The two-day shutdown in March saw Malayalis, perhaps for the first time ever, defying the strike call in groups and clashing with political activists. Amid the current political tumult at the state and the Central level usually ‘ideal weather conditions’ for a hartal! one wonders if the state has, finally, put a ‘bandh’ to shutdowns. Well, the debate continues.
“I am not against hartal but it should be held without causing inconvenience to the public,” says C J George, president of Ernakulam Market Stall Owners Association (EMSOA). “Among traders, people who deal in goods like vegetables and fruits are the ones who are the most affected. The least that can be done is exempting perishable goods from hartals, like in the case of milk, newspaper.”
Meanwhile, some groups believe Kerala should root out the idea of hartals, considering the way they are organised. ‘Say No To Hartal’ is one such campaign group founded in 2010 by Kochi resident Raju P Nair. “We aim to unite the youth against this social evil (hartal), which is destroying the interests of the state,” says Raju.
“The court banned bandh 25 years ago. But it was replaced by hartal, which should ideally be voluntary. But here, it is enforced like a bandh. Just like parties have the right to protest, people have the right to not join the protest. We are not against calling for a strike. But when you force others to participate, it becomes an offence. That is against the basic principle of democracy.”

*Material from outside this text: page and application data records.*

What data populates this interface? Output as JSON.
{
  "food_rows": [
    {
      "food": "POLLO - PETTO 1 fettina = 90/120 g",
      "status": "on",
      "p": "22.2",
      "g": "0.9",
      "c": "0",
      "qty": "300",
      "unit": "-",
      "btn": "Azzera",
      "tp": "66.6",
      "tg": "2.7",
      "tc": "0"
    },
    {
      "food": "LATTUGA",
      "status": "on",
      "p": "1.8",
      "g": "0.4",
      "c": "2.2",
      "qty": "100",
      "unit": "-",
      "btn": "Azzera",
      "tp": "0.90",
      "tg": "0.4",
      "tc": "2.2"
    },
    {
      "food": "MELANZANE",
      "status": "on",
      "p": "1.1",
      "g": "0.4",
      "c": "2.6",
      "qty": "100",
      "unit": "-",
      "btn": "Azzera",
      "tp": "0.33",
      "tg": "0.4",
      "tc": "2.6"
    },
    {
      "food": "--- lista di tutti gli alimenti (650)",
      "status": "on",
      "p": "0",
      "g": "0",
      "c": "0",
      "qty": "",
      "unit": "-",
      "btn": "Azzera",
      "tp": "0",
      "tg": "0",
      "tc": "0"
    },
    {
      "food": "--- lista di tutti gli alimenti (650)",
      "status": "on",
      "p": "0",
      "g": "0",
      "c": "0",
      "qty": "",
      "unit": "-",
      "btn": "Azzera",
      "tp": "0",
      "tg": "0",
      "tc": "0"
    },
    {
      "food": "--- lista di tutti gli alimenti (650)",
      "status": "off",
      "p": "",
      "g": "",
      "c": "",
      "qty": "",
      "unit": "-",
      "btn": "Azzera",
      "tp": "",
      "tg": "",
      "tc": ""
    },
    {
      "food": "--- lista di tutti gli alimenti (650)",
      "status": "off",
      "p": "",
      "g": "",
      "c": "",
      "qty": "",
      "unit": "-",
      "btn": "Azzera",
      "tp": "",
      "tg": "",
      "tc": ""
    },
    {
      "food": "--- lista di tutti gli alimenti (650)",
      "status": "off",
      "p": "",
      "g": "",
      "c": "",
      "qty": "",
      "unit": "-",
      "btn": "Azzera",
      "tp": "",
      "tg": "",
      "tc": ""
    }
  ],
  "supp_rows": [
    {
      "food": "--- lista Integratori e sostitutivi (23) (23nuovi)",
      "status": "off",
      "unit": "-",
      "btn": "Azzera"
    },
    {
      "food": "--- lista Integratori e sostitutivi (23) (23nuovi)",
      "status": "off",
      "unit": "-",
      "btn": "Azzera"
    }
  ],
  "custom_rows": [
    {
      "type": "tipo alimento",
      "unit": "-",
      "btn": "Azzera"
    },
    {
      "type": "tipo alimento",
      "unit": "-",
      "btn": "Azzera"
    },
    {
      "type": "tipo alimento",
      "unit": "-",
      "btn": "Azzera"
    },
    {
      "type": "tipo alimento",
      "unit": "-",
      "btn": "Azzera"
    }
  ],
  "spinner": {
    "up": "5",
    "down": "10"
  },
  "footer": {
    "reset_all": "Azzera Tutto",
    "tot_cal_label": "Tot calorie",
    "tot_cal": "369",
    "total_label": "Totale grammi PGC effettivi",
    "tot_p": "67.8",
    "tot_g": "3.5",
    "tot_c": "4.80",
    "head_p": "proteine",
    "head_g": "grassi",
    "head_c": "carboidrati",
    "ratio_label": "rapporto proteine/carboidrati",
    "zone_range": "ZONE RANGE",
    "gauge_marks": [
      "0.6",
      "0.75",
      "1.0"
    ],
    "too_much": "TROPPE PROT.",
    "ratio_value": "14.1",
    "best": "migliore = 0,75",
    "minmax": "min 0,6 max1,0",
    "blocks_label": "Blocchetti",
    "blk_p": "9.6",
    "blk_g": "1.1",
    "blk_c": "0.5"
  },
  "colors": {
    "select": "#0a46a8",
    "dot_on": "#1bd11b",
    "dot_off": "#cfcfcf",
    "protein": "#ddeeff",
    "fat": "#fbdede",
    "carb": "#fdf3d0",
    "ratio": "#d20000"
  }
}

‘Progressive protests, please’
Eldho Chirackachalil, a member of ‘Say No to Hartal’ and president of All India Professional Congress’s Infopark chapter, notes: “Enforced or not, protests should be in the form of shutdowns. Parties should come up with ‘progressive protests’ that don’t harm the public or the economy. Society’s ideas of protest should change.”
Kerala Hotel and Restaurants Association president G Jayapal agrees. “Most hartals do not benefit the general public,” he says. “We are tired of hartals. Due to the sudden hartals called in the state, the restaurant and the hotel industry always suffer. This situation has to change.”
‘Govt fails to take action’
Kerala Vyapari Vyavasayi Ekopana Samithi president Manoj S S blames the government for not taking “any action” even when the economy suffers huge losses due to strikes. According to reports, a hartal causes a loss of at least Rs 200 crore to the state.
“Shutting down is not an ideal way to conduct a protest,” adds Manoj, who is also the national secretary of the Confederation of All India Traders. “Public should also stop seeing hartal as a time to ‘celebrate’ at home.”
Infopark techie Nirmal V G quips IT professionals never get to enjoy a good hartal. “I have been working in the IT industry for several years, and we have been working even during hartals. However, there have been times when my vehicle was stopped by the protestors. I don’t think that right, protests should not be thrust upon the people.”
Thiruvananthapuram-based forest officer Gopika Surendran concurs, pointing out: “Every hartal day, we see reports of people caught in emergency situations suffering. Even students have been hit badly.”
Kerala’s image takes the worst hit, believes E M Najeeb, president of Confederation of Kerala Tourism Industries. “Hartals affect the business community as well as educational and public institutions,” he says.
“Moreover, such protests paint a bad picture of our state, at a time when we are trying to project a business- and tourism-friendly state.”
With inputs from Shainu Mohan